After discussion of the latest thinking about director independence, the following practice points emerged:

  • At least annually, have directors complete questionnaires drafted in manner that is sufficient to permit an objective assessment of director independence, and consider re-circulating these questionnaires off-cycle if the company has a material transaction on the horizon.
  • If these questionnaires reveal relationships and interests that may implicate independence, the inhouse legal department should be asking follow up questions to determine more information about these relationships and interests. It will be important to be obtain information that will permit the board’s evaluation of independence to be sensitive to nuances – e.g., going golfing a few times a year is a different relationship than renting vacation homes together.
  • Expect plaintiffs’ counsel to use internet search engines to check for indicia of a lack of independence. Corporations should do the same as a secondary way to check whether directors have relationships and interests that merit further consideration.
  • Be willing to have hard conversations with people who have been on the board together a long time to determine whether they can still be independent.
  • Consider whether it might be appropriate to set up a standing litigation committee consisting of independent directors to avoid the situation faced in Sandys v. Pincus.

The session recognized that there are many instances where directors will have relationships or interests in connection with the matter before the board that differ from stockholders generally, but these directors may nonetheless have knowledge or expertise that is important to the matter being considered by the board and how in such situations the key is to assure that these directors are not dominating the process.

The session explored how the dynamic nature of the scope of technology companies and their strategic plans often leads to overlaps between entities that were not foreseeable only a short time earlier. The session highlighted the importance of disclosing these relationships to the full board as far in advance as possible so that the legal department at the corporation may take appropriate action to assure these conflicts are managed in a way that preserves the integrity of the board processes and disclosed to stockholders where material. The session then discussed the interplay between the need to discover and disclose this information to stockholders and the developing jurisprudence in the Delaware courts that permits claim extinguishment as a result of a fully informed, uncoerced stockholder vote.

The session continued with a discussion about the ways in which capital structures associated with start-ups and venture capital funding can create conflicts of interest.
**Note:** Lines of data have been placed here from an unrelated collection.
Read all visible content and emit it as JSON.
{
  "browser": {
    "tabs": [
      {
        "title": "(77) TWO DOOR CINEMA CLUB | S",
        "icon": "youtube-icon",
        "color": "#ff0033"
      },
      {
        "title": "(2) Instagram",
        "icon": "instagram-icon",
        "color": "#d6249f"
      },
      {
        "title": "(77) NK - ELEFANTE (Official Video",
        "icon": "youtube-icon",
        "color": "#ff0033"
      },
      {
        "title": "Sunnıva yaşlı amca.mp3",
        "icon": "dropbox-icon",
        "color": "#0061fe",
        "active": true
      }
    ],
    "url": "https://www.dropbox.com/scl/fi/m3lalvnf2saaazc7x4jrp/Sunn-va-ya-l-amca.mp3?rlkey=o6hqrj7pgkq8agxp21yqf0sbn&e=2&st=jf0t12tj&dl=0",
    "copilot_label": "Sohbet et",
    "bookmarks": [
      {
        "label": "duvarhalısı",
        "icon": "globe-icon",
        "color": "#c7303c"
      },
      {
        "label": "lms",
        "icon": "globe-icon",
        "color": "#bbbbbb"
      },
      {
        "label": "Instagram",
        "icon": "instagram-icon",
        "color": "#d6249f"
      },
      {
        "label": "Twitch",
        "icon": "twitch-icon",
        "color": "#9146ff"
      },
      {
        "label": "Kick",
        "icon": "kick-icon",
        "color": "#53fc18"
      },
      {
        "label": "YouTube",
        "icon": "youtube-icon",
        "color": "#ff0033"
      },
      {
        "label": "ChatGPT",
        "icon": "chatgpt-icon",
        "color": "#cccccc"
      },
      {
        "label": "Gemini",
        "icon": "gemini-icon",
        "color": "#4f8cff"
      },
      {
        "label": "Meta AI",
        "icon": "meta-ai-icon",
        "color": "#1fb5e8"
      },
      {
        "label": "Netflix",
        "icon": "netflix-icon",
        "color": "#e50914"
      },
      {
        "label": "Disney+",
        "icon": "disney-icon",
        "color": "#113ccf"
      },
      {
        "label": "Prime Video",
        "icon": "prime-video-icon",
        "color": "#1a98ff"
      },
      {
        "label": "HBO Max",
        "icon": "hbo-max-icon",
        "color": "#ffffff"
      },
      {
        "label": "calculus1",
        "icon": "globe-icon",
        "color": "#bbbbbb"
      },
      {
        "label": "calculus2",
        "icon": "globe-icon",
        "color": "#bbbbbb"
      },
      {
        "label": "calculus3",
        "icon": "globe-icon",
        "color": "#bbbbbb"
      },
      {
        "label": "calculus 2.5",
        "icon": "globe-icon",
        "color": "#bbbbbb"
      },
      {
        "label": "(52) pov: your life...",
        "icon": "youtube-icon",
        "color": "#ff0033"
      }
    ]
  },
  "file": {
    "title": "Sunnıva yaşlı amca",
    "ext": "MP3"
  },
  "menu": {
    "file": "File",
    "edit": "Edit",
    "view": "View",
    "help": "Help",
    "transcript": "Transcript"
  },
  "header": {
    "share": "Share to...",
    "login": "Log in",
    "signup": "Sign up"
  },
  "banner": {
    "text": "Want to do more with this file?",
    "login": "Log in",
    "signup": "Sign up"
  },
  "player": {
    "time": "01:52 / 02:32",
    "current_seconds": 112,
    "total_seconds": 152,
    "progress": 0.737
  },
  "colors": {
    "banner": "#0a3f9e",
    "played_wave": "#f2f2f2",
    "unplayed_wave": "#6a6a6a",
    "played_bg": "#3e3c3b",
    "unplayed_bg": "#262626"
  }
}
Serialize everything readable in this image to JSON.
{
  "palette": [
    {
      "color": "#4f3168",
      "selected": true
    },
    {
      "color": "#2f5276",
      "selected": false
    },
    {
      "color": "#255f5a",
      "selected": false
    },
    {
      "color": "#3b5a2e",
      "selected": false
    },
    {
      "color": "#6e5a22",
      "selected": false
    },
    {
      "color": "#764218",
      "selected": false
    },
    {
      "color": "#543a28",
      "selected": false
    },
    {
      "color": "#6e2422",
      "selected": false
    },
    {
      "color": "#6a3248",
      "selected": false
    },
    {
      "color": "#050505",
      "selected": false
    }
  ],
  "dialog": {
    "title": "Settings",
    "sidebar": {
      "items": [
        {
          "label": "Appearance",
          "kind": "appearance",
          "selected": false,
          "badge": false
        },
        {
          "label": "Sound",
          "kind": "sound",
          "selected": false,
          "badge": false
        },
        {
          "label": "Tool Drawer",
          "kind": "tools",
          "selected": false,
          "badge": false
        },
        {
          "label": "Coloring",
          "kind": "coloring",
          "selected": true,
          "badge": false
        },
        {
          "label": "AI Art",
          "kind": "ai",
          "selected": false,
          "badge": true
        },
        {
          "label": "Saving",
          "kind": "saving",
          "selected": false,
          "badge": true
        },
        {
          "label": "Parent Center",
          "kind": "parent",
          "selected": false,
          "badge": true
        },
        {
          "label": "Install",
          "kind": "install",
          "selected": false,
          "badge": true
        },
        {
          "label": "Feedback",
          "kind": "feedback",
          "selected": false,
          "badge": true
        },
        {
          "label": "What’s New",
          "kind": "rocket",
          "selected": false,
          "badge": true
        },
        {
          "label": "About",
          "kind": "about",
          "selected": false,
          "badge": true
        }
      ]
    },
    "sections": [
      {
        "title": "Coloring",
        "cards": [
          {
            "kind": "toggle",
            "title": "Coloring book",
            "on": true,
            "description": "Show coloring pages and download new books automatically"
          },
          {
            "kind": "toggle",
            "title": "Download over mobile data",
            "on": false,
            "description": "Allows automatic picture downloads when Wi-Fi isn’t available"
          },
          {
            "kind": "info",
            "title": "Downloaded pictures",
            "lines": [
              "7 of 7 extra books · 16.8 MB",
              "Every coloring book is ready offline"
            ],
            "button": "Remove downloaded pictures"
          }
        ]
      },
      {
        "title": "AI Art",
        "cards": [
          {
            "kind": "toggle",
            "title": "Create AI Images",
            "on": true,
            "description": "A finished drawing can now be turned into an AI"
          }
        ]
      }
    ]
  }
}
Members of the panel debated protections for equity from prior rounds that might be squeezed out later in a down round.

The session concluded by discussing the criteria for good special committee processes and how these criteria vary depending on the nature of the conflict that the special committee process is formed to avoid or overcome and the type of transaction or determination that the special committee will be addressing. The session deliberated about:

  • the appropriate timing for putting a special committee in place,
  • how to evaluate the adequacy of the independence of the directors appointed to the committee,
  • the proper scope of the mandate of a special committee in different situations,
  • the role of the financial advisor to the special committee,
  • the role of inhouse counsel in connection with a special committee,
  • the potential differences between in-person and telephonic meetings from a fiduciary duty perspective, and
  • the optimal approach to the preparation of minutes.